### Exercise instructions
Copy each of the entries below faithfully, setting aside any pictures.

### Data for analysis
──────────
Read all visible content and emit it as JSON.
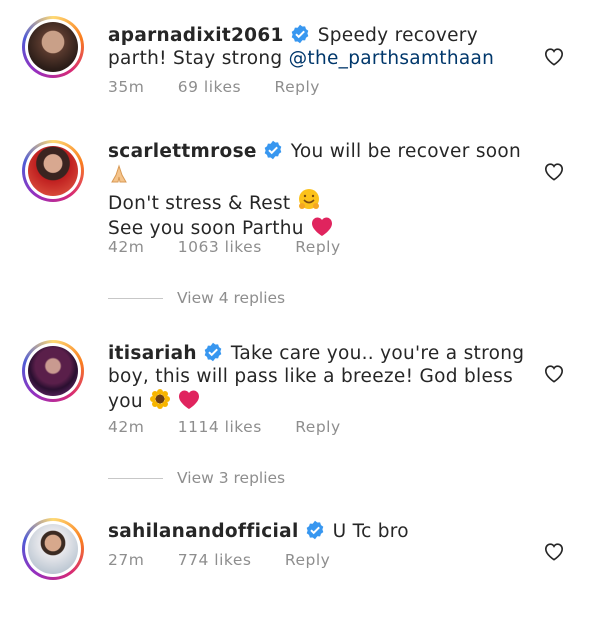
{
  "comments": [
    {
      "username": "aparnadixit2061",
      "text_before": "Speedy recovery parth! Stay strong ",
      "mention": "@the_parthsamthaan",
      "time": "35m",
      "likes": "69 likes",
      "reply": "Reply"
    },
    {
      "username": "scarlettmrose",
      "text": "You will be recover soon",
      "line2": "Don't stress & Rest",
      "line3": "See you soon Parthu",
      "time": "42m",
      "likes": "1063 likes",
      "reply": "Reply",
      "view_replies": "View 4 replies"
    },
    {
      "username": "itisariah",
      "text": "Take care you.. you're a strong boy, this will pass like a breeze! God bless you",
      "time": "42m",
      "likes": "1114 likes",
      "reply": "Reply",
      "view_replies": "View 3 replies"
    },
    {
      "username": "sahilanandofficial",
      "text": "U Tc bro",
      "time": "27m",
      "likes": "774 likes",
      "reply": "Reply"
    }
  ],
  "colors": {
    "verified": "#3897f0",
    "mention": "#00376b",
    "meta": "#8e8e8e",
    "heart_emoji": "#e0245e"
  },
  "icons": [
    "verified-badge-icon",
    "heart-outline-icon",
    "folded-hands-emoji",
    "hugging-face-emoji",
    "red-heart-emoji",
    "sunflower-emoji"
  ]
}
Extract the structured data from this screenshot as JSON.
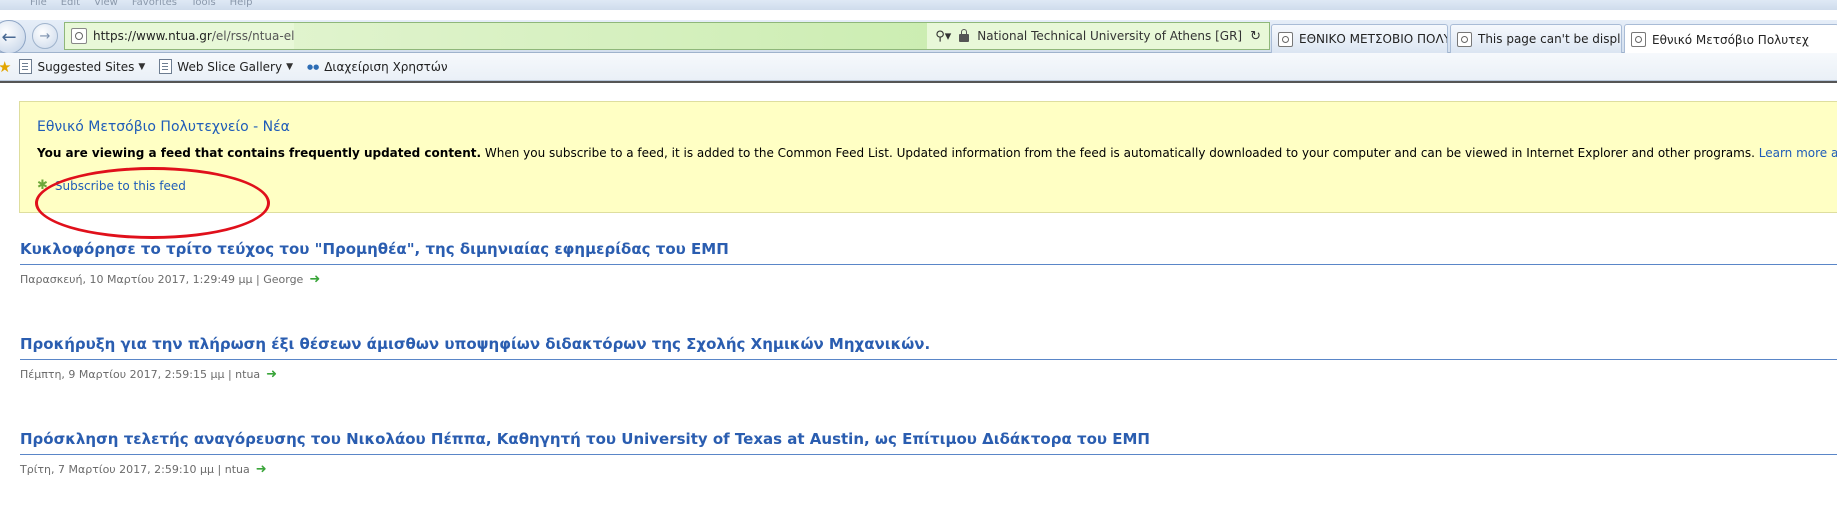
{
  "browser": {
    "menu": [
      "File",
      "Edit",
      "View",
      "Favorites",
      "Tools",
      "Help"
    ],
    "url": {
      "main": "https://www.ntua.gr",
      "path": "/el/rss/ntua-el"
    },
    "site_identity": "National Technical University of Athens [GR]",
    "tabs": [
      {
        "label": "ΕΘΝΙΚΟ ΜΕΤΣΟΒΙΟ ΠΟΛΥΤΕΧ..."
      },
      {
        "label": "This page can't be displayed"
      },
      {
        "label": "Εθνικό Μετσόβιο Πολυτεχ"
      }
    ],
    "favorites": [
      {
        "label": "Suggested Sites"
      },
      {
        "label": "Web Slice Gallery"
      },
      {
        "label": "Διαχείριση Χρηστών"
      }
    ]
  },
  "feed": {
    "title": "Εθνικό Μετσόβιο Πολυτεχνείο - Νέα",
    "notice_bold": "You are viewing a feed that contains frequently updated content.",
    "notice_rest": " When you subscribe to a feed, it is added to the Common Feed List. Updated information from the feed is automatically downloaded to your computer and can be viewed in Internet Explorer and other programs. ",
    "learn_more": "Learn more about feeds.",
    "subscribe": "Subscribe to this feed"
  },
  "items": [
    {
      "title": "Κυκλοφόρησε το τρίτο τεύχος του \"Προμηθέα\", της διμηνιαίας εφημερίδας του ΕΜΠ",
      "meta": "Παρασκευή, 10 Μαρτίου 2017, 1:29:49 μμ | George"
    },
    {
      "title": "Προκήρυξη για την πλήρωση έξι θέσεων άμισθων υποψηφίων διδακτόρων της Σχολής Χημικών Μηχανικών.",
      "meta": "Πέμπτη, 9 Μαρτίου 2017, 2:59:15 μμ | ntua"
    },
    {
      "title": "Πρόσκληση τελετής αναγόρευσης του Νικολάου Πέππα, Καθηγητή του University of Texas at Austin, ως Επίτιμου Διδάκτορα του ΕΜΠ",
      "meta": "Τρίτη, 7 Μαρτίου 2017, 2:59:10 μμ | ntua"
    }
  ]
}
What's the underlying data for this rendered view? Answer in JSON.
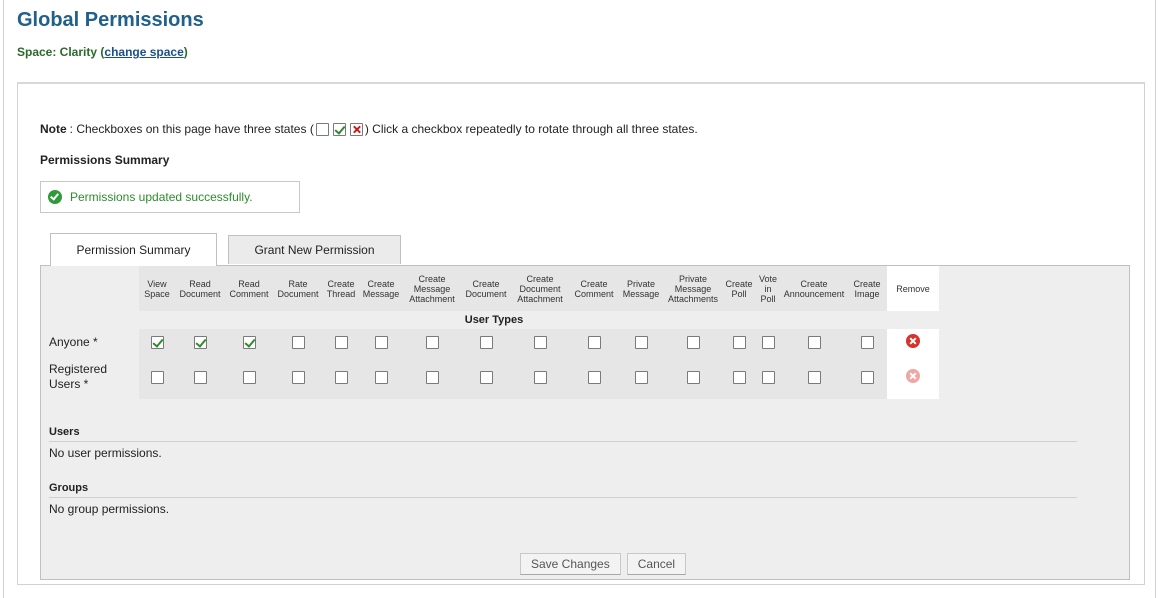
{
  "header": {
    "title": "Global Permissions",
    "space_label": "Space: Clarity",
    "change_space_link": "change space"
  },
  "note": {
    "bold": "Note",
    "text_before": ": Checkboxes on this page have three states (",
    "text_after": ") Click a checkbox repeatedly to rotate through all three states."
  },
  "summary_heading": "Permissions Summary",
  "success_message": "Permissions updated successfully.",
  "tabs": [
    {
      "label": "Permission Summary",
      "active": true
    },
    {
      "label": "Grant New Permission",
      "active": false
    }
  ],
  "columns": [
    [
      "View",
      "Space"
    ],
    [
      "Read",
      "Document"
    ],
    [
      "Read",
      "Comment"
    ],
    [
      "Rate",
      "Document"
    ],
    [
      "Create",
      "Thread"
    ],
    [
      "Create",
      "Message"
    ],
    [
      "Create",
      "Message",
      "Attachment"
    ],
    [
      "Create",
      "Document"
    ],
    [
      "Create",
      "Document",
      "Attachment"
    ],
    [
      "Create",
      "Comment"
    ],
    [
      "Private",
      "Message"
    ],
    [
      "Private",
      "Message",
      "Attachments"
    ],
    [
      "Create",
      "Poll"
    ],
    [
      "Vote",
      "in",
      "Poll"
    ],
    [
      "Create",
      "Announcement"
    ],
    [
      "Create",
      "Image"
    ]
  ],
  "remove_header": "Remove",
  "user_types_label": "User Types",
  "rows": [
    {
      "label": "Anyone *",
      "states": [
        "checked",
        "checked",
        "checked",
        "empty",
        "empty",
        "empty",
        "empty",
        "empty",
        "empty",
        "empty",
        "empty",
        "empty",
        "empty",
        "empty",
        "empty",
        "empty"
      ],
      "remove_enabled": true
    },
    {
      "label": "Registered Users *",
      "states": [
        "empty",
        "empty",
        "empty",
        "empty",
        "empty",
        "empty",
        "empty",
        "empty",
        "empty",
        "empty",
        "empty",
        "empty",
        "empty",
        "empty",
        "empty",
        "empty"
      ],
      "remove_enabled": false
    }
  ],
  "users": {
    "heading": "Users",
    "empty_text": "No user permissions."
  },
  "groups": {
    "heading": "Groups",
    "empty_text": "No group permissions."
  },
  "buttons": {
    "save": "Save Changes",
    "cancel": "Cancel"
  },
  "colors": {
    "title": "#20608a",
    "success": "#2e8b2e",
    "remove": "#d6332a",
    "denied": "#c81c1c"
  }
}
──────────
### Completed task
Read all visible content and emit it as JSON.
{
  "comments": [
    {
      "username": "aparnadixit2061",
      "text_before": "Speedy recovery parth! Stay strong ",
      "mention": "@the_parthsamthaan",
      "time": "35m",
      "likes": "69 likes",
      "reply": "Reply"
    },
    {
      "username": "scarlettmrose",
      "text": "You will be recover soon",
      "line2": "Don't stress & Rest",
      "line3": "See you soon Parthu",
      "time": "42m",
      "likes": "1063 likes",
      "reply": "Reply",
      "view_replies": "View 4 replies"
    },
    {
      "username": "itisariah",
      "text": "Take care you.. you're a strong boy, this will pass like a breeze! God bless you",
      "time": "42m",
      "likes": "1114 likes",
      "reply": "Reply",
      "view_replies": "View 3 replies"
    },
    {
      "username": "sahilanandofficial",
      "text": "U Tc bro",
      "time": "27m",
      "likes": "774 likes",
      "reply": "Reply"
    }
  ],
  "colors": {
    "verified": "#3897f0",
    "mention": "#00376b",
    "meta": "#8e8e8e",
    "heart_emoji": "#e0245e"
  },
  "icons": [
    "verified-badge-icon",
    "heart-outline-icon",
    "folded-hands-emoji",
    "hugging-face-emoji",
    "red-heart-emoji",
    "sunflower-emoji"
  ]
}
Extract the structured data from this screenshot as JSON.
{
  "browser": {
    "menu": [
      "File",
      "Edit",
      "View",
      "Favorites",
      "Tools",
      "Help"
    ],
    "url": {
      "main": "https://www.ntua.gr",
      "path": "/el/rss/ntua-el"
    },
    "site_identity": "National Technical University of Athens [GR]",
    "tabs": [
      {
        "label": "ΕΘΝΙΚΟ ΜΕΤΣΟΒΙΟ ΠΟΛΥΤΕΧ..."
      },
      {
        "label": "This page can't be displayed"
      },
      {
        "label": "Εθνικό Μετσόβιο Πολυτεχ"
      }
    ],
    "favorites": [
      {
        "label": "Suggested Sites"
      },
      {
        "label": "Web Slice Gallery"
      },
      {
        "label": "Διαχείριση Χρηστών"
      }
    ]
  },
  "feed": {
    "title": "Εθνικό Μετσόβιο Πολυτεχνείο - Νέα",
    "notice_bold": "You are viewing a feed that contains frequently updated content.",
    "notice_rest": " When you subscribe to a feed, it is added to the Common Feed List. Updated information from the feed is automatically downloaded to your computer and can be viewed in Internet Explorer and other programs. ",
    "learn_more": "Learn more about feeds.",
    "subscribe": "Subscribe to this feed"
  },
  "items": [
    {
      "title": "Κυκλοφόρησε το τρίτο τεύχος του \"Προμηθέα\", της διμηνιαίας εφημερίδας του ΕΜΠ",
      "meta": "Παρασκευή, 10 Μαρτίου 2017, 1:29:49 μμ | George"
    },
    {
      "title": "Προκήρυξη για την πλήρωση έξι θέσεων άμισθων υποψηφίων διδακτόρων της Σχολής Χημικών Μηχανικών.",
      "meta": "Πέμπτη, 9 Μαρτίου 2017, 2:59:15 μμ | ntua"
    },
    {
      "title": "Πρόσκληση τελετής αναγόρευσης του Νικολάου Πέππα, Καθηγητή του University of Texas at Austin, ως Επίτιμου Διδάκτορα του ΕΜΠ",
      "meta": "Τρίτη, 7 Μαρτίου 2017, 2:59:10 μμ | ntua"
    }
  ]
}
What's the underlying data for this rendered view? Answer in JSON.
{
  "header": {
    "title": "Global Permissions",
    "space_label": "Space: Clarity",
    "change_space_link": "change space"
  },
  "note": {
    "bold": "Note",
    "text_before": ": Checkboxes on this page have three states (",
    "text_after": ") Click a checkbox repeatedly to rotate through all three states."
  },
  "summary_heading": "Permissions Summary",
  "success_message": "Permissions updated successfully.",
  "tabs": [
    {
      "label": "Permission Summary",
      "active": true
    },
    {
      "label": "Grant New Permission",
      "active": false
    }
  ],
  "columns": [
    [
      "View",
      "Space"
    ],
    [
      "Read",
      "Document"
    ],
    [
      "Read",
      "Comment"
    ],
    [
      "Rate",
      "Document"
    ],
    [
      "Create",
      "Thread"
    ],
    [
      "Create",
      "Message"
    ],
    [
      "Create",
      "Message",
      "Attachment"
    ],
    [
      "Create",
      "Document"
    ],
    [
      "Create",
      "Document",
      "Attachment"
    ],
    [
      "Create",
      "Comment"
    ],
    [
      "Private",
      "Message"
    ],
    [
      "Private",
      "Message",
      "Attachments"
    ],
    [
      "Create",
      "Poll"
    ],
    [
      "Vote",
      "in",
      "Poll"
    ],
    [
      "Create",
      "Announcement"
    ],
    [
      "Create",
      "Image"
    ]
  ],
  "remove_header": "Remove",
  "user_types_label": "User Types",
  "rows": [
    {
      "label": "Anyone *",
      "states": [
        "checked",
        "checked",
        "checked",
        "empty",
        "empty",
        "empty",
        "empty",
        "empty",
        "empty",
        "empty",
        "empty",
        "empty",
        "empty",
        "empty",
        "empty",
        "empty"
      ],
      "remove_enabled": true
    },
    {
      "label": "Registered Users *",
      "states": [
        "empty",
        "empty",
        "empty",
        "empty",
        "empty",
        "empty",
        "empty",
        "empty",
        "empty",
        "empty",
        "empty",
        "empty",
        "empty",
        "empty",
        "empty",
        "empty"
      ],
      "remove_enabled": false
    }
  ],
  "users": {
    "heading": "Users",
    "empty_text": "No user permissions."
  },
  "groups": {
    "heading": "Groups",
    "empty_text": "No group permissions."
  },
  "buttons": {
    "save": "Save Changes",
    "cancel": "Cancel"
  },
  "colors": {
    "title": "#20608a",
    "success": "#2e8b2e",
    "remove": "#d6332a",
    "denied": "#c81c1c"
  }
}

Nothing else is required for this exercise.